Many well-intentioned peopled fail to have a positive impact, and some actually do harm, simply for a lack of planning and preparation.
Tip 2: Measurement improves impact:
“When done right, measurement data not only proves impact, it improves impact. If you truly care about making a difference in society, investing at least 5 percent of your budget on monitoring and evaluation will be more valuable than spending that money on more programs and services. Despite what your amazing anecdotes say, without good data you’ll never know whether all your efforts and resources are making the difference you want, much less how you can improve to increase success and efficiency.”
This is one of the most challenging lessons for early-stage social entrepreneurs to learn. Do-gooders have traditionally not been held to standards that require much more than a few good anecdotes to support impact, but a tear-jerking story isn’t enough for strategic funders in 2016.
Most social entrepreneurs I talk to don’t have good measurement in place. Building in a budget of 5 percent of revenue for it makes great sense.
Tip 3: Excellent execution required:
“Having a great program model and rigorous measurement are necessary, but not sufficient; changing the world also requires excellent execution, ” Allen said.
He notes that it takes resources and infrastructure to carry out a program effectively. “Too many mission-driven efforts forget or ignore decades of lessons learned from high-performing organizations in other sectors about the value of high-quality leadership, intentional innovation, continuous improvement, strong systems and tools, and more. Funders, boards, and leaders need to recognize that there really is such a thing as good overhead, and then make sure there are resources invested therein.”
The nonprofit sector has been talking about overhead in a new way ever since Dan Pallota raised the issue in his TED talk that now has 3.8 million views. Fully funding nonprofits is clearly becoming a topic that is carrying weight with donors who increasingly appreciate that impact comes for excellent execution.
Watch the full interview with @devindthorpe here:This post was originally published on Forbes and is re-published here as part of CSRlive's collaboration with Your Mark on The World Center

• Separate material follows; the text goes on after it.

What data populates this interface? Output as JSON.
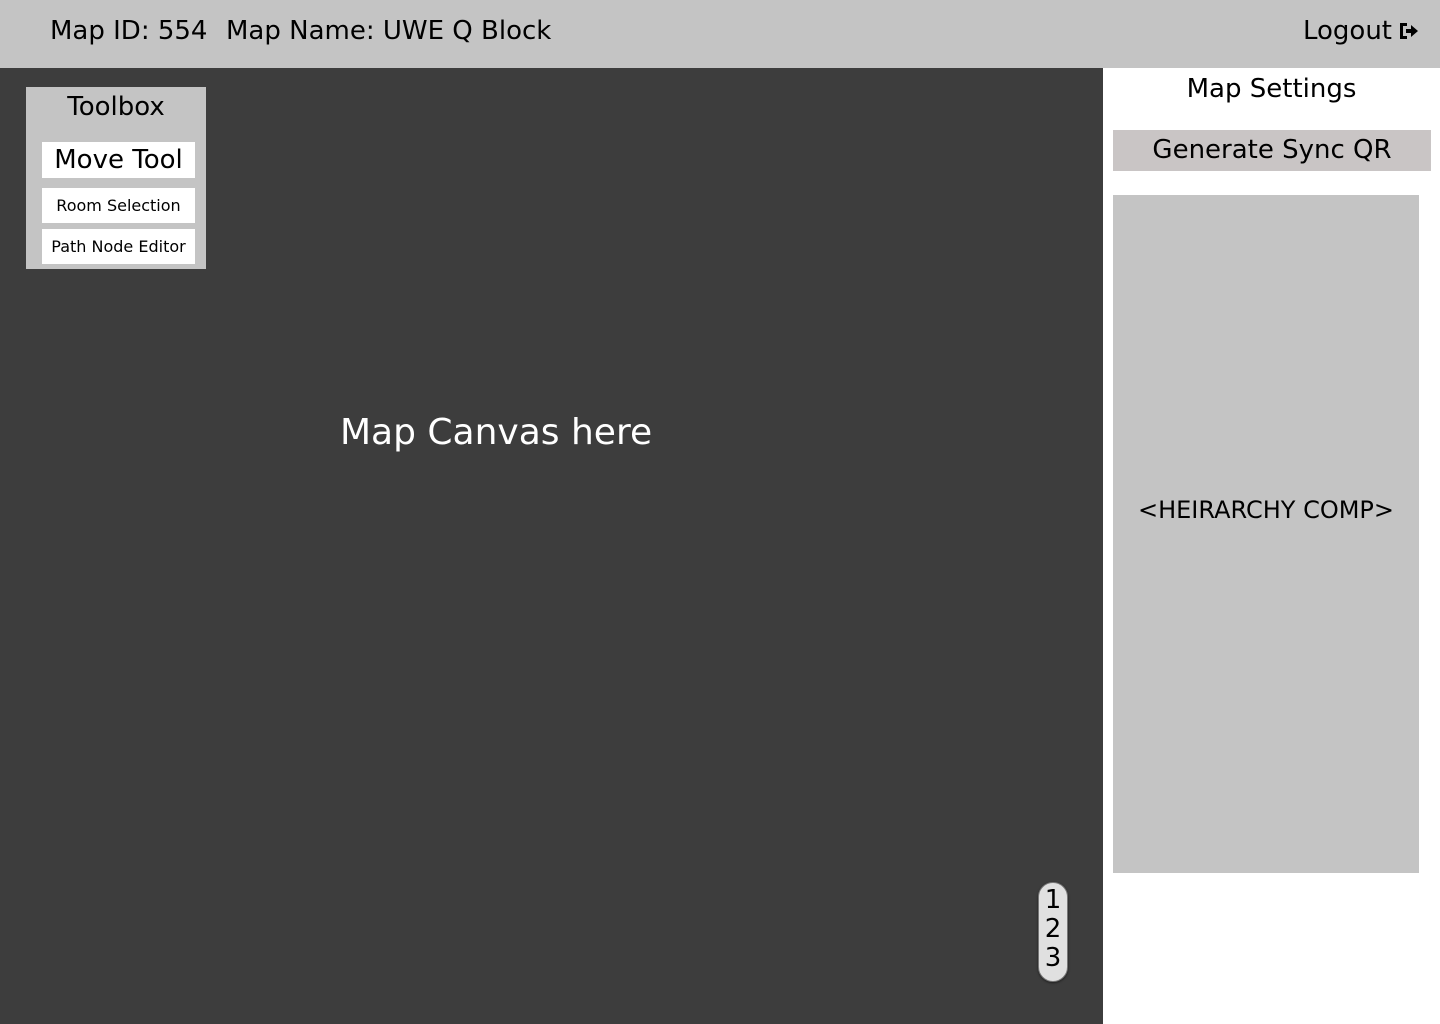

Devin Thorpe was a finance guy until he realized life wasn’t all about the money. As a new-media journalist and founder of the Your Mark on the World Center, Devin has established himself as a champion of social good. As a Forbes contributor, with 350 bylines and over one million unique visitors, he has become a recognized name in the social impact arena. His YouTube show, featuring over 600 celebrities, CEOs, billionaires, entrepreneurs and others who are out to change the world, has been viewed over 200,000 times.